Extracted data entries
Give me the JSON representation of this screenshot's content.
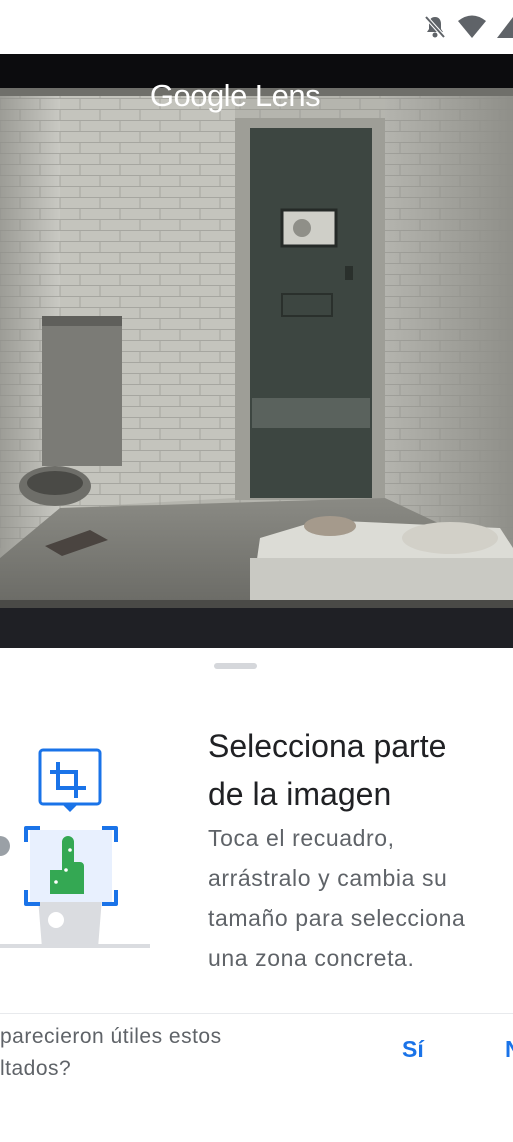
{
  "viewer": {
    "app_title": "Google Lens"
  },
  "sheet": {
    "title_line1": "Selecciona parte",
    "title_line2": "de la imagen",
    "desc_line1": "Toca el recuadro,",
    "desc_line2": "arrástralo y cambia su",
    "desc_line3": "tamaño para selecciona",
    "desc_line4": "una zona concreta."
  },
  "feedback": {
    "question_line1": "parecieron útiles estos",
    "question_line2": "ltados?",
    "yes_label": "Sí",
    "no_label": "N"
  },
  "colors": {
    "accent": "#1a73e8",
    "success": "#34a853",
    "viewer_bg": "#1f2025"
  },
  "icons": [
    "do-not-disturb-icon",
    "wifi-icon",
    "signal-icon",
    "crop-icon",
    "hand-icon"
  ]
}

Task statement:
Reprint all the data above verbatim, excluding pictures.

Solution to this exercise:
Give me the JSON representation of this screenshot's content.
{
  "viewer": {
    "app_title": "Google Lens"
  },
  "sheet": {
    "title_line1": "Selecciona parte",
    "title_line2": "de la imagen",
    "desc_line1": "Toca el recuadro,",
    "desc_line2": "arrástralo y cambia su",
    "desc_line3": "tamaño para selecciona",
    "desc_line4": "una zona concreta."
  },
  "feedback": {
    "question_line1": "parecieron útiles estos",
    "question_line2": "ltados?",
    "yes_label": "Sí",
    "no_label": "N"
  },
  "colors": {
    "accent": "#1a73e8",
    "success": "#34a853",
    "viewer_bg": "#1f2025"
  },
  "icons": [
    "do-not-disturb-icon",
    "wifi-icon",
    "signal-icon",
    "crop-icon",
    "hand-icon"
  ]
}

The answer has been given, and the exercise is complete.